Foreign travel may have become just a bit easier.
Tech giant Google on Tuesday showed off its new instant translation service that quickly turns a few dozen languages into English and vice versa.
CES attendees lined up for as long as half an hour outside Google’s pavilion to see the new voice-activated abilities the Silicon Valley company is launching.
Google’s Interpreter Mode works on Google Home and Smart Display devices and will roll out over the next few weeks.
English speakers seeking to communicate on the go with a Spanish speaker can activate the new service by saying “Hey Google, be my Spanish interpreter.” The service translates speech within seconds audibly and — for those with a Smart Display — visually.
Google foresees the product helping foreigners check in at hotels and thus perhaps coming to the Strip.
That isn’t the only way the company hopes to shake up the travel industry. Google will enable people to check in for flights and book hotels through its voice-activated assistant.

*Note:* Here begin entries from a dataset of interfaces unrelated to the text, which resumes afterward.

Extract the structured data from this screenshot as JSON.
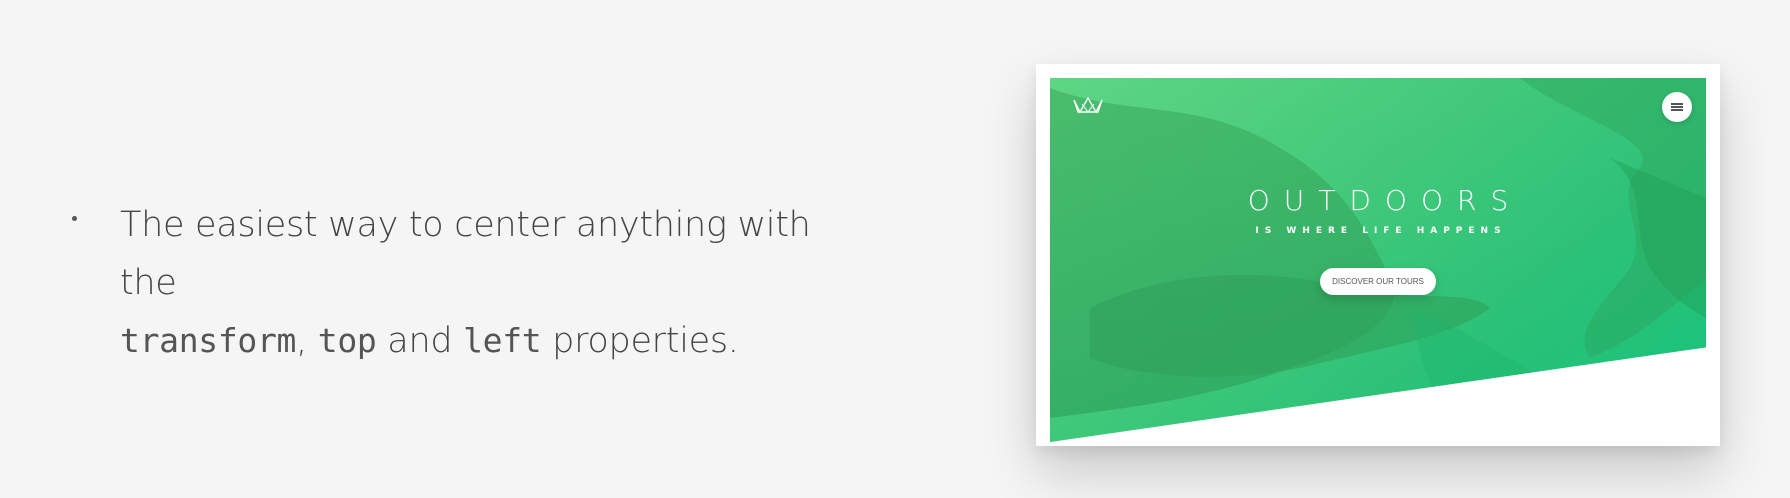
{
  "slide": {
    "bullet": {
      "text_before": "The easiest way to center anything with the",
      "code_1": "transform",
      "comma": ", ",
      "code_2": "top",
      "and": " and ",
      "code_3": "left",
      "text_after": " properties."
    }
  },
  "preview": {
    "logo_icon": "crown-logo-icon",
    "menu_icon": "hamburger-menu-icon",
    "title": "OUTDOORS",
    "subtitle": "IS WHERE LIFE HAPPENS",
    "cta_label": "DISCOVER OUR TOURS",
    "colors": {
      "hero_gradient_start": "#5ad27a",
      "hero_gradient_end": "#13c07a",
      "background": "#f5f5f5"
    }
  }
}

The service initially will be limited to domestic flights with United Airlines and several hotel booking partners.
For those who needed greater visualizations of Google Assistant, the tech company offered a three-minute train at its booth that went through a model cartoon home, showcasing the voice assistant’s abilities.

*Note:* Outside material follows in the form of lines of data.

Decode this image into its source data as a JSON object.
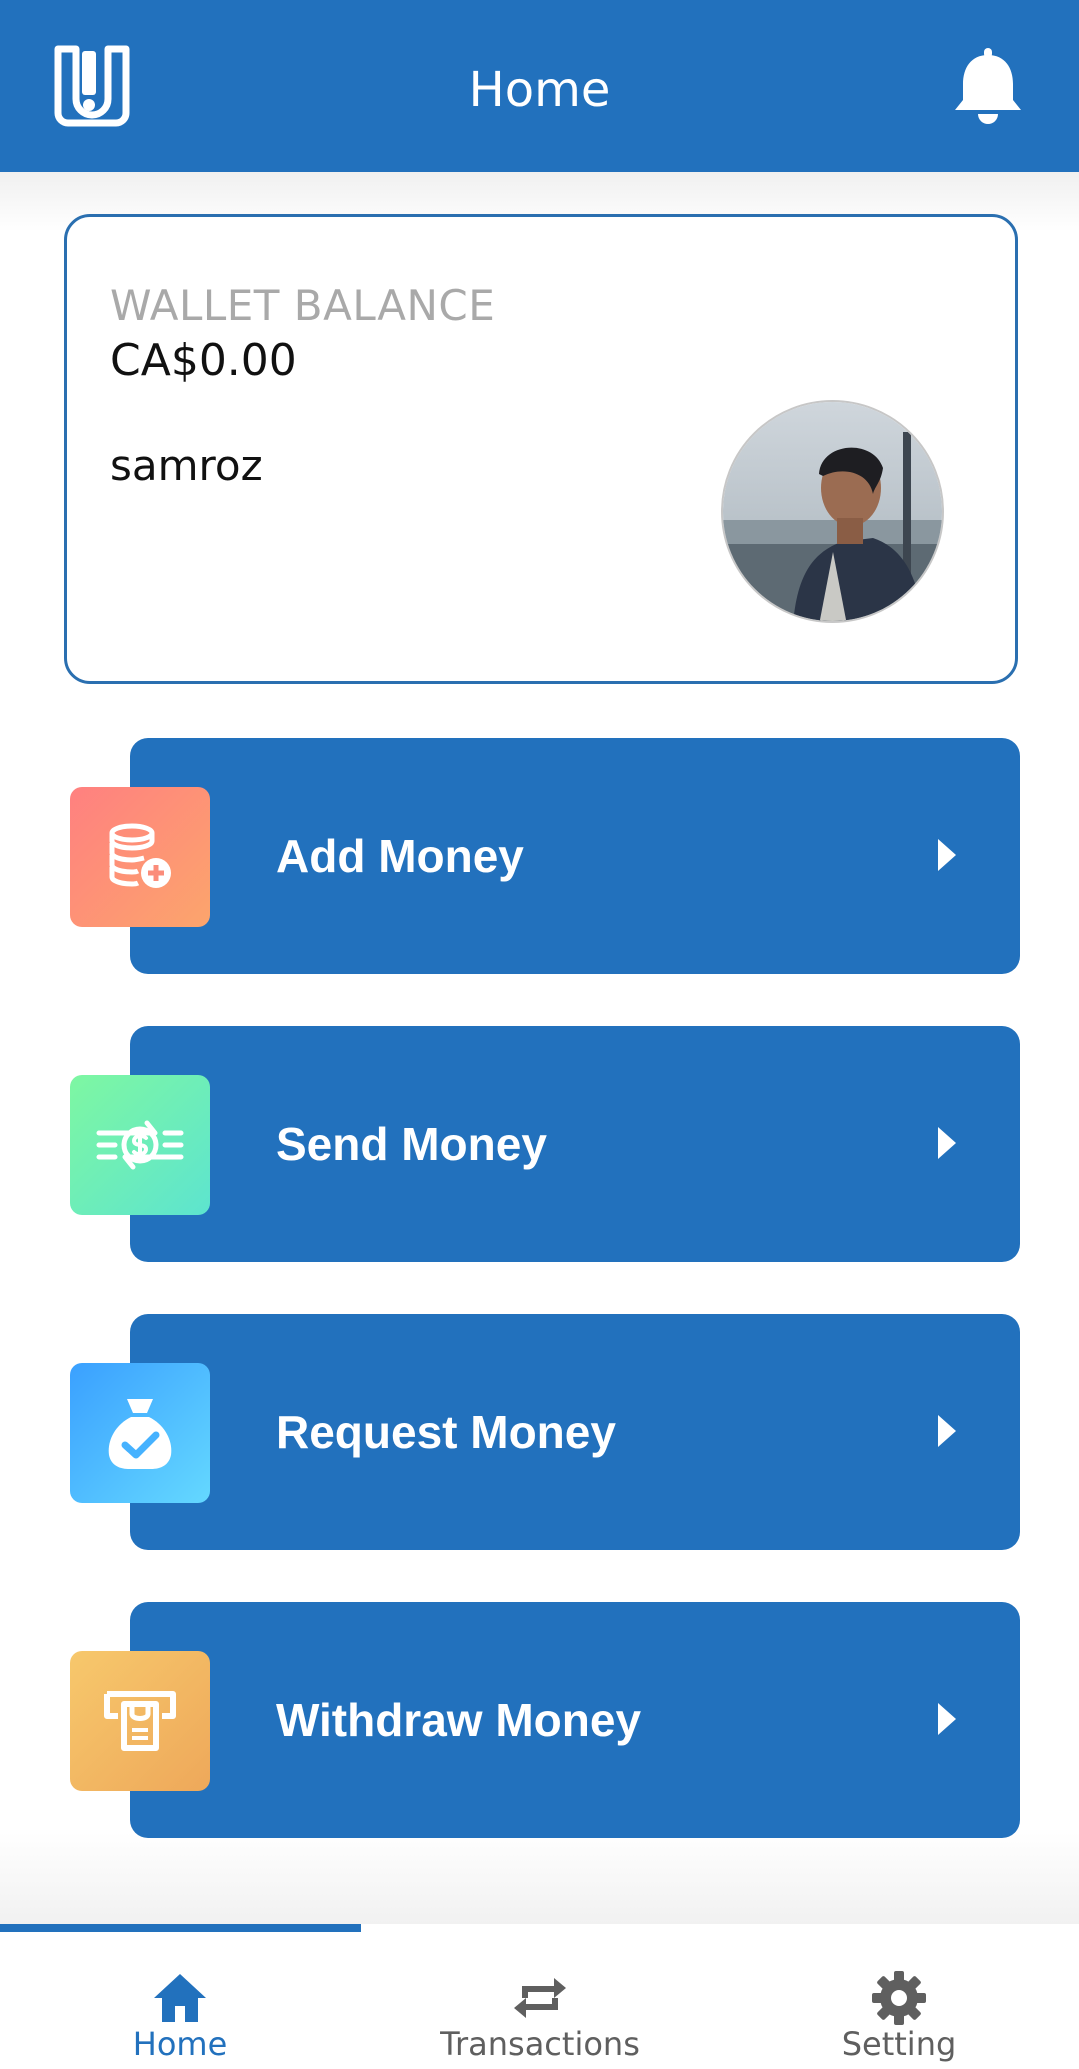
{
  "header": {
    "title": "Home",
    "brand_color": "#2271bd"
  },
  "wallet": {
    "label": "WALLET BALANCE",
    "balance": "CA$0.00",
    "username": "samroz"
  },
  "actions": [
    {
      "label": "Add Money",
      "icon": "add-coins-icon",
      "gradient": [
        "#ff8a80",
        "#fca16f"
      ]
    },
    {
      "label": "Send Money",
      "icon": "send-money-icon",
      "gradient": [
        "#6ff7a0",
        "#5ee6d0"
      ]
    },
    {
      "label": "Request Money",
      "icon": "money-bag-check-icon",
      "gradient": [
        "#42aaff",
        "#62d6ff"
      ]
    },
    {
      "label": "Withdraw Money",
      "icon": "atm-withdraw-icon",
      "gradient": [
        "#f6c46a",
        "#f0a95c"
      ]
    }
  ],
  "bottom_nav": {
    "items": [
      {
        "label": "Home",
        "icon": "home-icon",
        "active": true
      },
      {
        "label": "Transactions",
        "icon": "swap-arrows-icon",
        "active": false
      },
      {
        "label": "Setting",
        "icon": "gear-icon",
        "active": false
      }
    ]
  }
}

The company is also launching the capability to share maps and reply to text messages while driving through voice activation. The tech company’s voice-activated assistant can be built into cars or connected via an accessory.

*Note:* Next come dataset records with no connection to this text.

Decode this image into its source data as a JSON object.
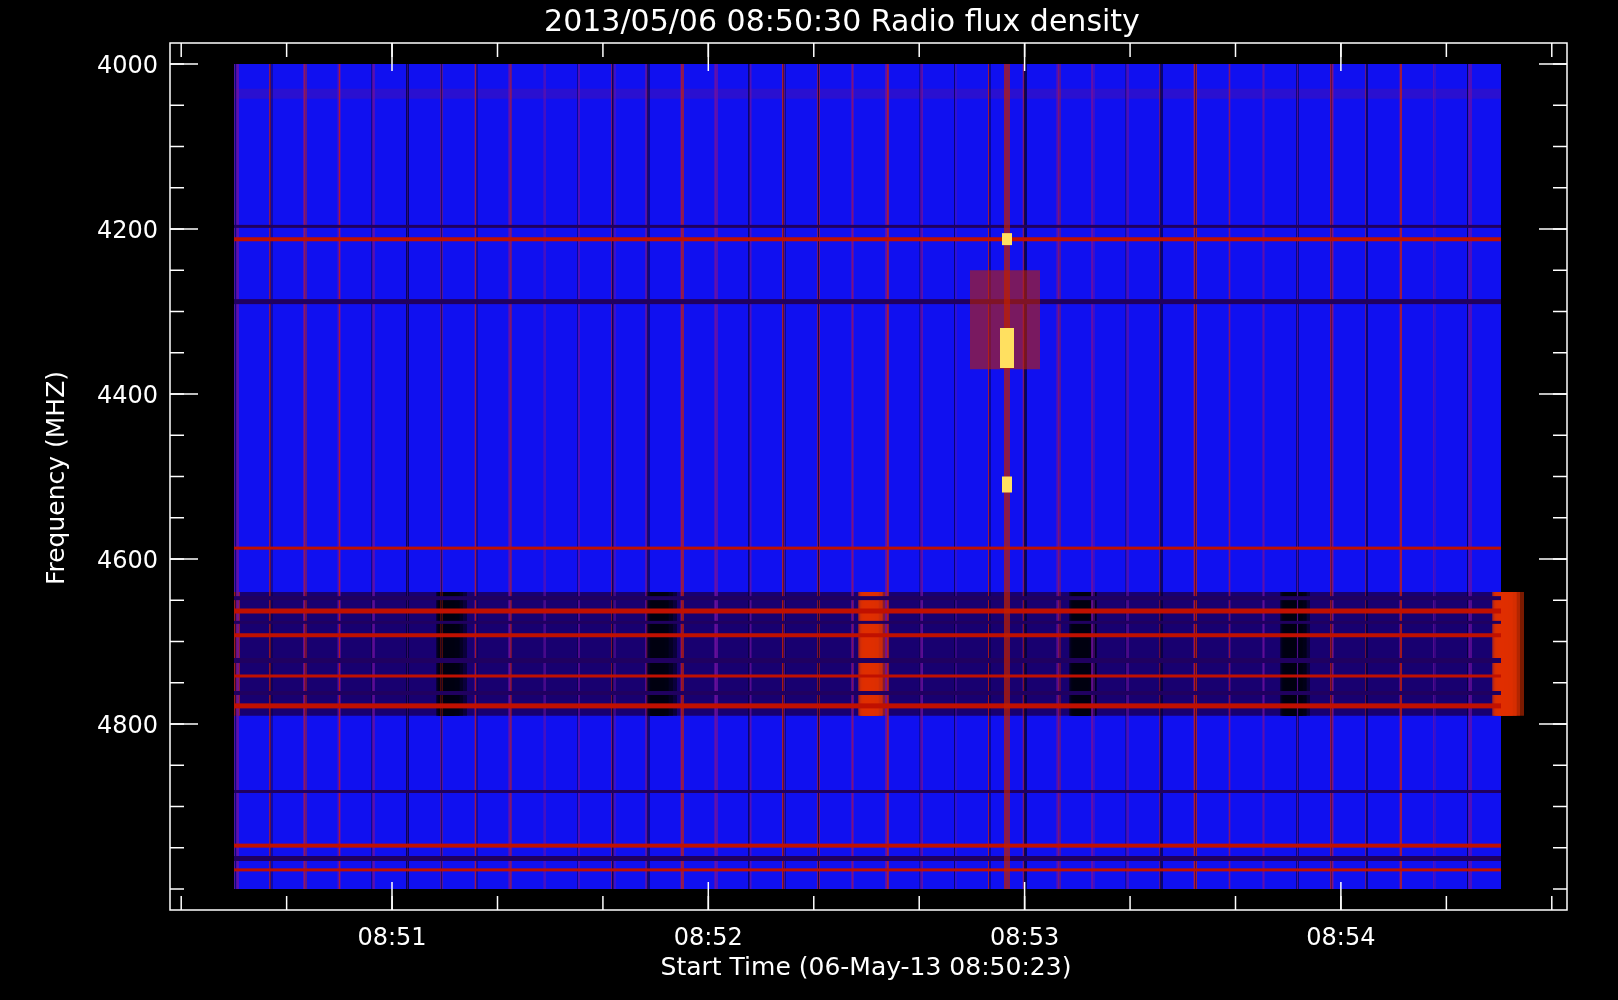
{
  "title": "2013/05/06 08:50:30 Radio flux density",
  "y_axis": {
    "label": "Frequency (MHZ)",
    "ticks": [
      "4000",
      "4200",
      "4400",
      "4600",
      "4800"
    ]
  },
  "x_axis": {
    "label": "Start Time (06-May-13 08:50:23)",
    "ticks": [
      "08:51",
      "08:52",
      "08:53",
      "08:54"
    ]
  }
}
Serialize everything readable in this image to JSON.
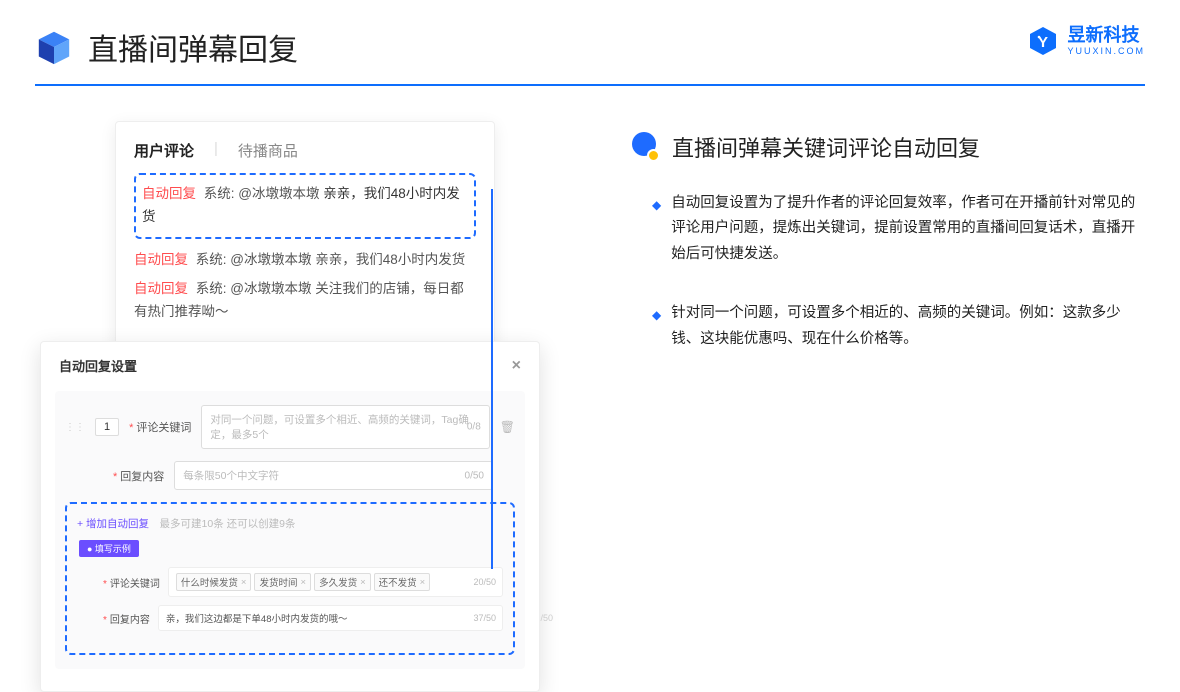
{
  "header": {
    "title": "直播间弹幕回复",
    "logo_main": "昱新科技",
    "logo_sub": "YUUXIN.COM"
  },
  "card1": {
    "tab_active": "用户评论",
    "tab_inactive": "待播商品",
    "highlighted_comment": {
      "tag": "自动回复",
      "sys": "系统:",
      "mention": "@冰墩墩本墩",
      "text": "亲亲，我们48小时内发货"
    },
    "comments": [
      {
        "tag": "自动回复",
        "sys": "系统:",
        "mention": "@冰墩墩本墩",
        "text": "亲亲，我们48小时内发货"
      },
      {
        "tag": "自动回复",
        "sys": "系统:",
        "mention": "@冰墩墩本墩",
        "text": "关注我们的店铺，每日都有热门推荐呦～"
      }
    ]
  },
  "card2": {
    "title": "自动回复设置",
    "order": "1",
    "keyword_label": "评论关键词",
    "keyword_placeholder": "对同一个问题，可设置多个相近、高频的关键词，Tag确定，最多5个",
    "keyword_counter": "0/8",
    "content_label": "回复内容",
    "content_placeholder": "每条限50个中文字符",
    "content_counter": "0/50",
    "add_link": "+ 增加自动回复",
    "add_hint": "最多可建10条 还可以创建9条",
    "example_badge": "● 填写示例",
    "ex_keyword_label": "评论关键词",
    "ex_tags": [
      "什么时候发货",
      "发货时间",
      "多久发货",
      "还不发货"
    ],
    "ex_keyword_counter": "20/50",
    "ex_content_label": "回复内容",
    "ex_content_value": "亲，我们这边都是下单48小时内发货的哦～",
    "ex_content_counter": "37/50",
    "ghost_counter": "/50"
  },
  "right": {
    "section_title": "直播间弹幕关键词评论自动回复",
    "bullets": [
      "自动回复设置为了提升作者的评论回复效率，作者可在开播前针对常见的评论用户问题，提炼出关键词，提前设置常用的直播间回复话术，直播开始后可快捷发送。",
      "针对同一个问题，可设置多个相近的、高频的关键词。例如：这款多少钱、这块能优惠吗、现在什么价格等。"
    ]
  }
}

The impact of technology on cars is a major theme again at this year’s show.
LG President and Chief Technology Officer I.P. Park during a Monday evening CES keynote address predicted that car windows would also serve as screens. Passengers will be able to video chat with friends and family, shop online and watch movies all from the window screen, his presentation showed.
BMW on Tuesday showed off what it thinks the car of the future might look like. Featuring “smart material” that allows passengers to control features by dragging their finger across the seat, the autonomous SUV uses voice activation and features no brake and gas pedal.